— Instructions for the task —
Each entry should be set down again verbatim, with the images omitted.
________________________________________
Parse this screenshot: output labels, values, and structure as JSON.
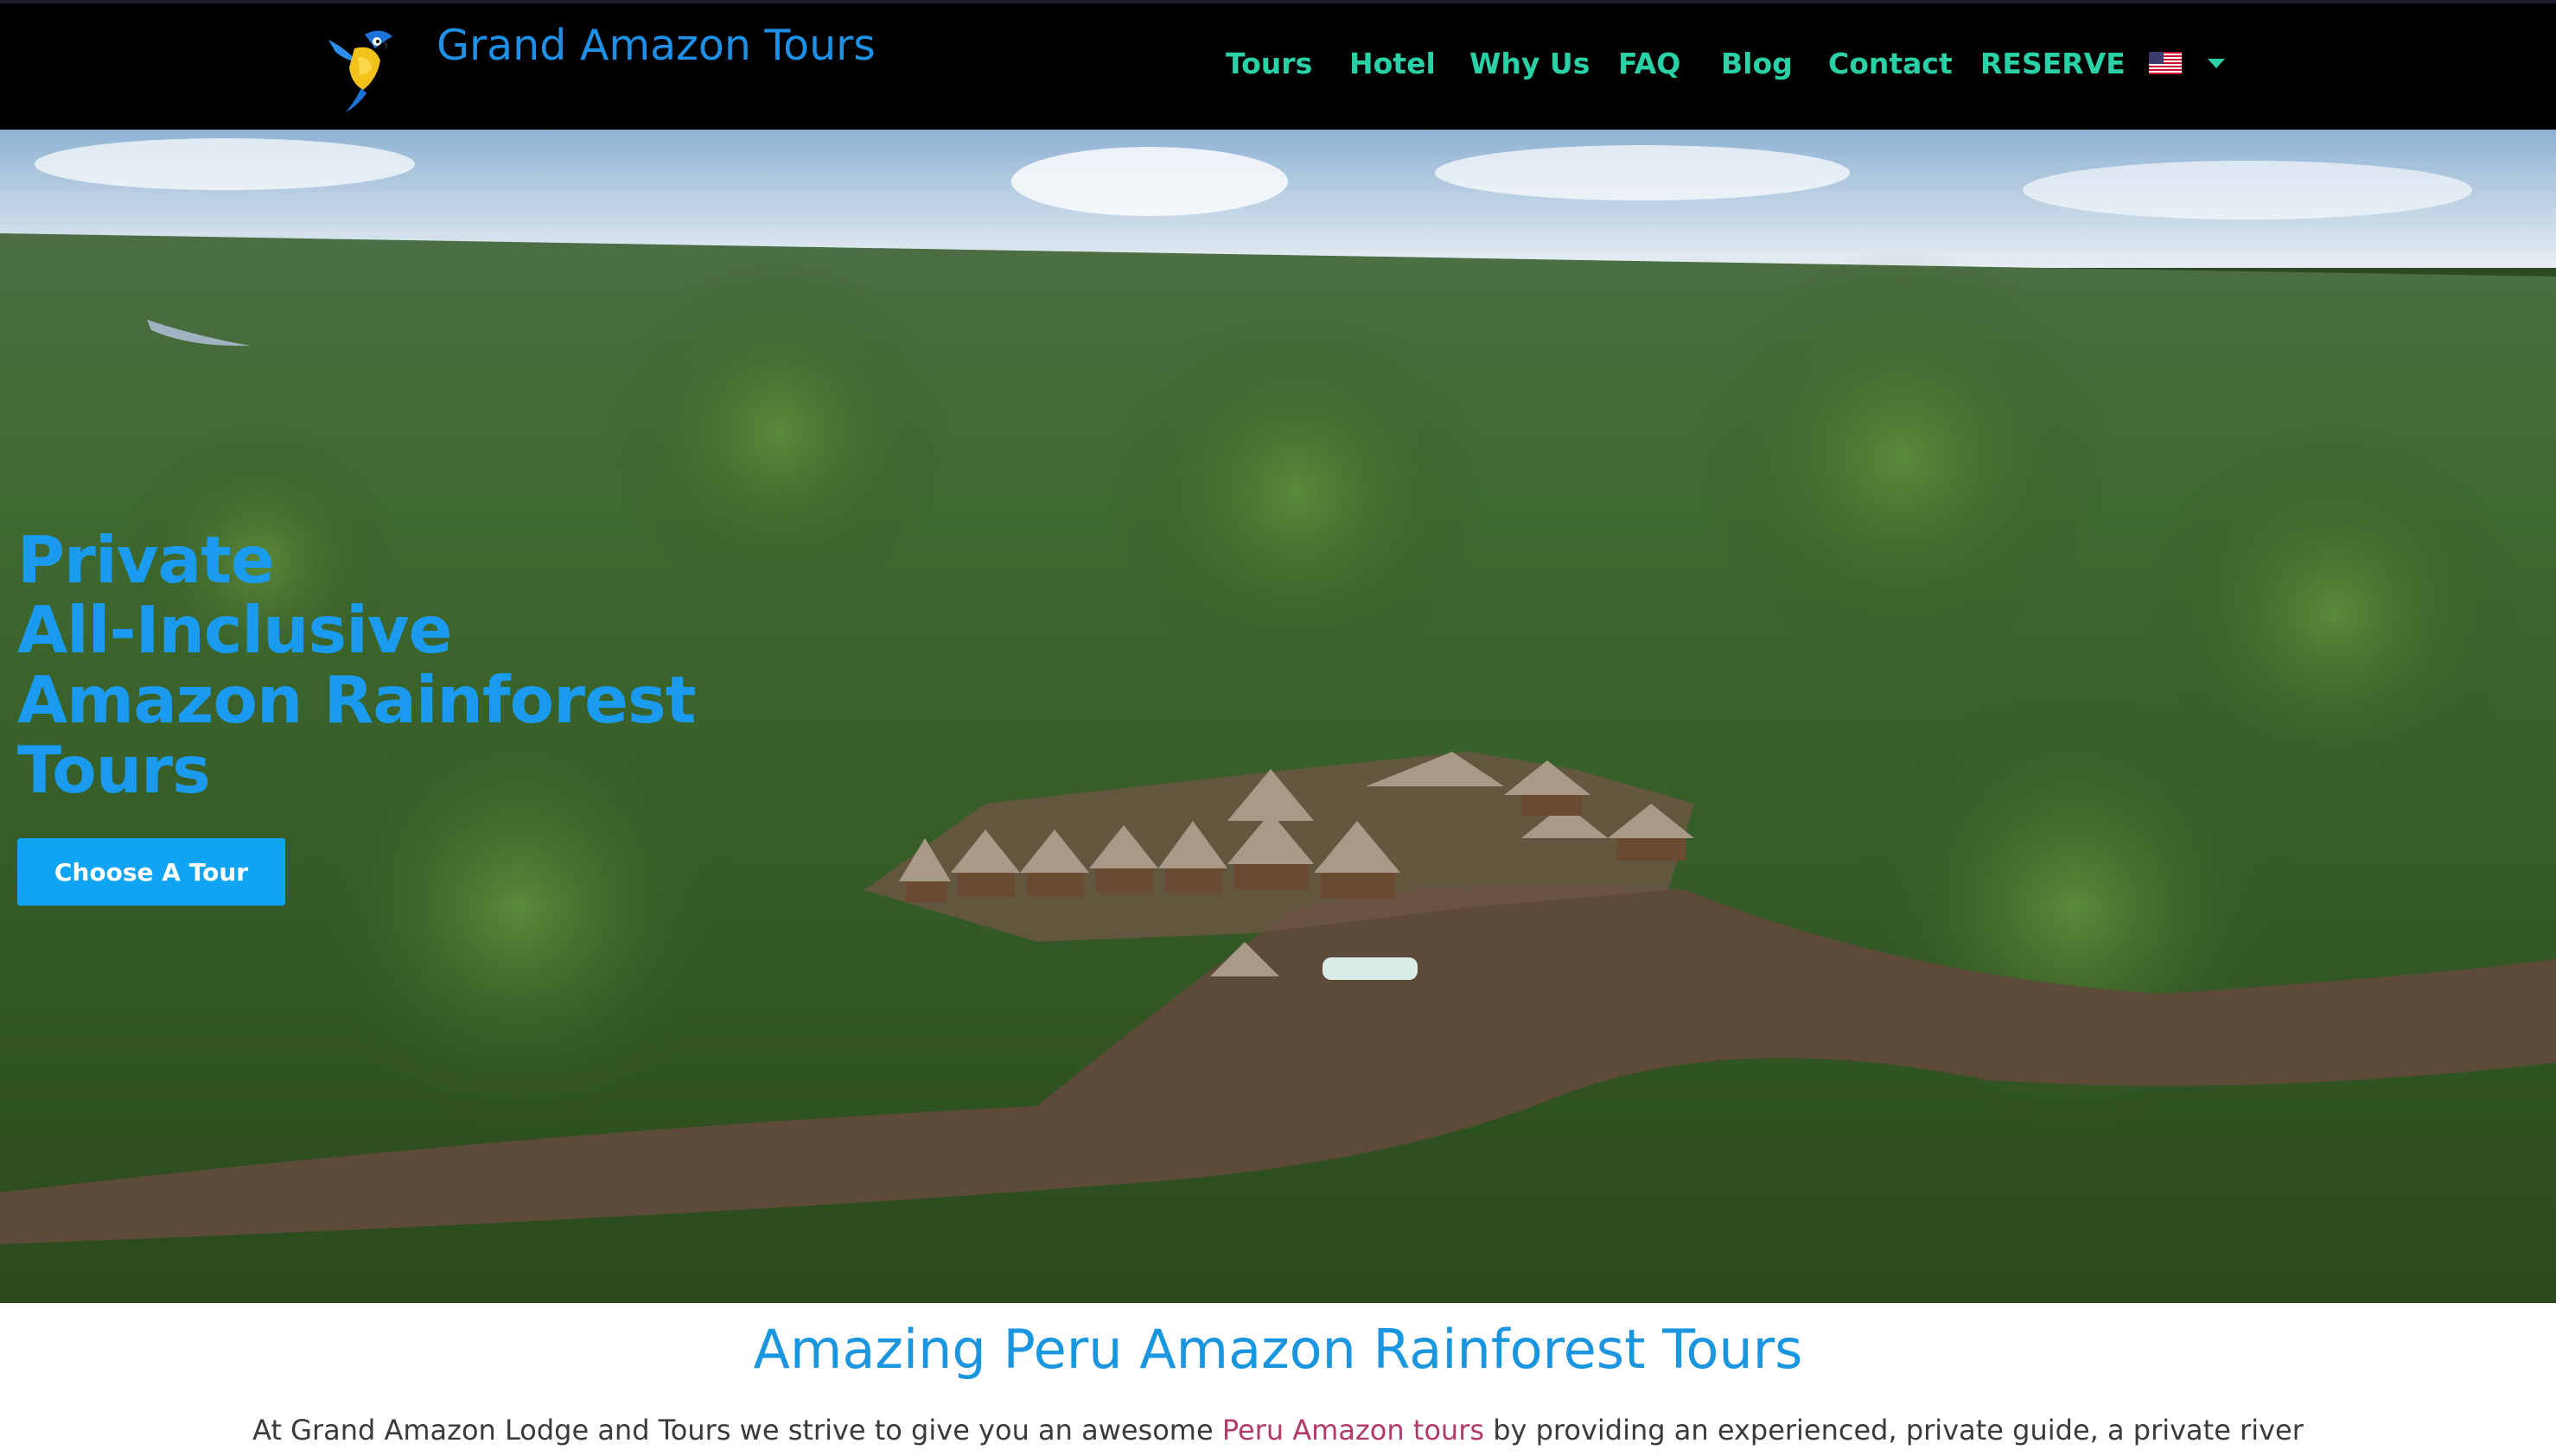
{
  "header": {
    "site_title": "Grand Amazon Tours",
    "logo_icon": "macaw-icon",
    "nav": [
      {
        "label": "Tours"
      },
      {
        "label": "Hotel"
      },
      {
        "label": "Why Us"
      },
      {
        "label": "FAQ"
      },
      {
        "label": "Blog"
      },
      {
        "label": "Contact"
      },
      {
        "label": "RESERVE"
      }
    ],
    "language_icon": "us-flag-icon"
  },
  "hero": {
    "title_lines": [
      "Private",
      "All-Inclusive",
      "Amazon Rainforest",
      "Tours"
    ],
    "cta_label": "Choose A Tour",
    "background": "aerial-rainforest-lodge-photo"
  },
  "intro": {
    "heading": "Amazing Peru Amazon Rainforest Tours",
    "text_before": "At Grand Amazon Lodge and Tours we strive to give you an awesome ",
    "link_text": "Peru Amazon tours",
    "text_after": " by providing an experienced, private guide, a private river"
  },
  "colors": {
    "header_bg": "#000000",
    "title_blue": "#1e90e6",
    "nav_green": "#2ad1a6",
    "hero_blue": "#1a9bf0",
    "button_blue": "#10a4f5",
    "link_magenta": "#b23a6a"
  }
}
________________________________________
— Written response —
Parse this screenshot: output labels, values, and structure as JSON.
{
  "header": {
    "site_title": "Grand Amazon Tours",
    "logo_icon": "macaw-icon",
    "nav": [
      {
        "label": "Tours"
      },
      {
        "label": "Hotel"
      },
      {
        "label": "Why Us"
      },
      {
        "label": "FAQ"
      },
      {
        "label": "Blog"
      },
      {
        "label": "Contact"
      },
      {
        "label": "RESERVE"
      }
    ],
    "language_icon": "us-flag-icon"
  },
  "hero": {
    "title_lines": [
      "Private",
      "All-Inclusive",
      "Amazon Rainforest",
      "Tours"
    ],
    "cta_label": "Choose A Tour",
    "background": "aerial-rainforest-lodge-photo"
  },
  "intro": {
    "heading": "Amazing Peru Amazon Rainforest Tours",
    "text_before": "At Grand Amazon Lodge and Tours we strive to give you an awesome ",
    "link_text": "Peru Amazon tours",
    "text_after": " by providing an experienced, private guide, a private river"
  },
  "colors": {
    "header_bg": "#000000",
    "title_blue": "#1e90e6",
    "nav_green": "#2ad1a6",
    "hero_blue": "#1a9bf0",
    "button_blue": "#10a4f5",
    "link_magenta": "#b23a6a"
  }
}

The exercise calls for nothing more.